    • Clerk of the Senate. The chief procedural adviser to the Speaker and to Senators. Appointed by the Governor in Council, the Clerk is responsible for a wide range of administrative and procedural duties relating to the work of the Senate and its committees.
    • Table Officers. The clerks who provide procedural advice during sittings of the Senate, take the votes and keep the minutes of proceedings.
  9. Mace. A large, heavy and richly-ornamented staff which is the symbol of authority of the House of Commons. When the Speaker takes the Chair, the Mace is placed on the Table by the Usher of the Black Rod to signify the Senate is in session.
  10. Hansard.
    • Debates. The printed record of the proceedings in the Senate published after each sitting and based on the edited and corrected text of the "blues". The Debates are often identified as "Hansard" which is the name of the British family once responsible for the transcription of the proceedings of the House of Commons in the United Kingdom.
    • Monitors. One monitor (two during Question Period) sits at a desk in the centre of the Chamber and identifies speakers and interjections on a dubbing channel while the debates are recorded electronically.
  11. Usher of the Black Rod. The senior officer of the Senate responsible for security and the maintenance of the Parliament Buildings. Please see the Usher of the Black Rod page for more information.
  12. Bar (of the House). A brass barrier inside the south entrance of the Chamber marking off the area where non-Senators may be admitted. It is here that witnesses must appear when formally summoned.
  13. Interpreters. Interpreters seated in glassed-in booths at the south end of the Chamber provide simultaneous interpretation of the proceedings into English and French for Senators and the public.
  14. Press Gallery. A gallery in the House of Commons reserved for accredited members of the media. Members of the media accredited to cover the proceedings of Parliament and so granted access to the gallery reserved for them.
  15. Galleries. Areas in the Senate set aside for the public, the press and distinguished visitors who wish to attend a sitting.

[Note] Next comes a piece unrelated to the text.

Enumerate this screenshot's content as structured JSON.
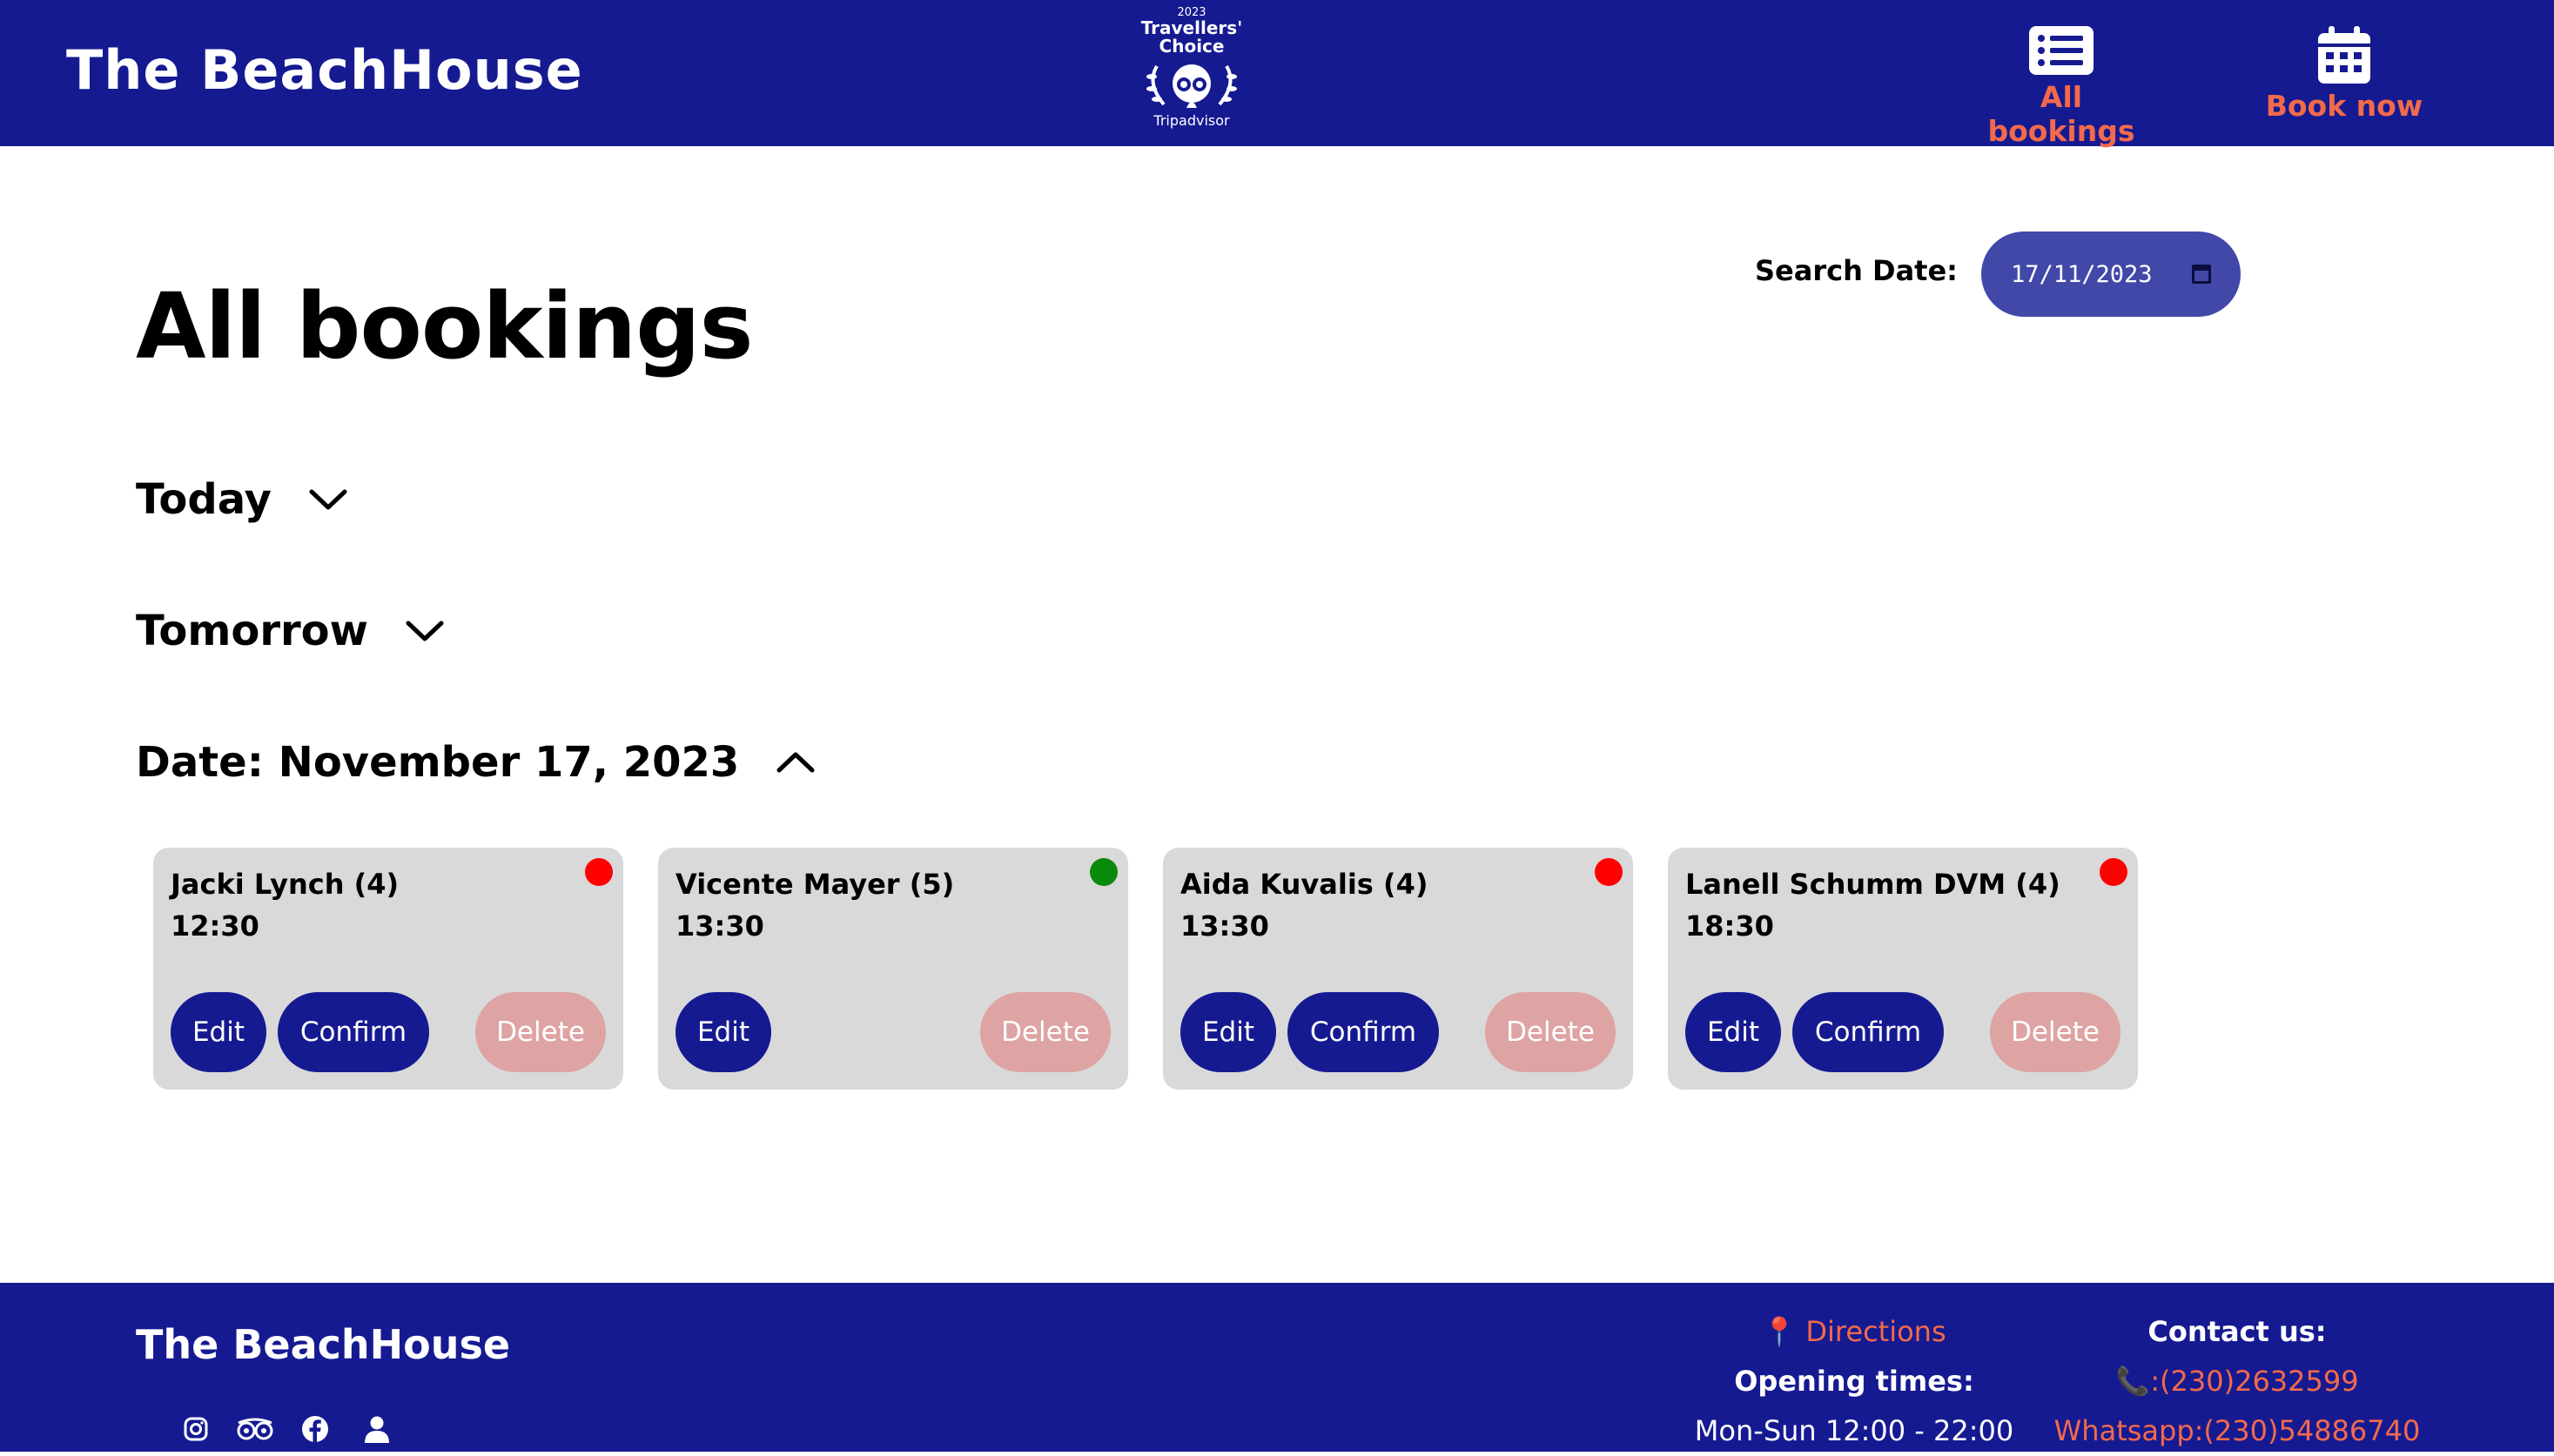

The Senators also have political affiliations to the Liberal Party, the Progressive Conservative Party and the Canadian Alliance Party; however, some senators also maintain an Independant designation. Until 1965, senators were appointed for life. Now the retirement age is 75. To be eligible for appointment to the Senate, one must:
  • be at least 30 years of age;
  • be a Canadian citizen by birth or naturalization;
  • have a net estate worth at least $4000;
  • own real property within the province for which he or she is appointed to the net value of $4000;
  • be a resident in the province for which he or she is appointed.
In Quebec, senators are appointed for each of the original 24 electoral divisions in that province and they must reside, or have their property qualification, in the particular division for which they are appointed.

Occupations represented in the Senate include business executives, lawyers, dentists, doctors, farmers, journalists, labour union executives, accountants and academics.

Political and legislative experience represented in the Senate has in recent years included the valuable municipal, provincial and federal cross-governmental experience of former aldermen, mayors, federal cabinet ministers, provincial leaders of political parties, members of provincial legislatures, parliamentary secretaries, and provincial premiers.

Does your Senator have a website?

Current Standings in the Senate

(as of April 22, 2018)
  • Independent Senators Group 44
  • Conservative Party of Canada 33
  • Liberal Party of Canada 11
  • Non-affiliated 5
  • Vacant seats 12
  • TOTAL 105

See also
Speaker of the Senate
Leader of the Government in the Senate
Leader of the Opposition in the Senate

External Links
Parliament of Canada Official Website

Copyright Craig I.W. Marlatt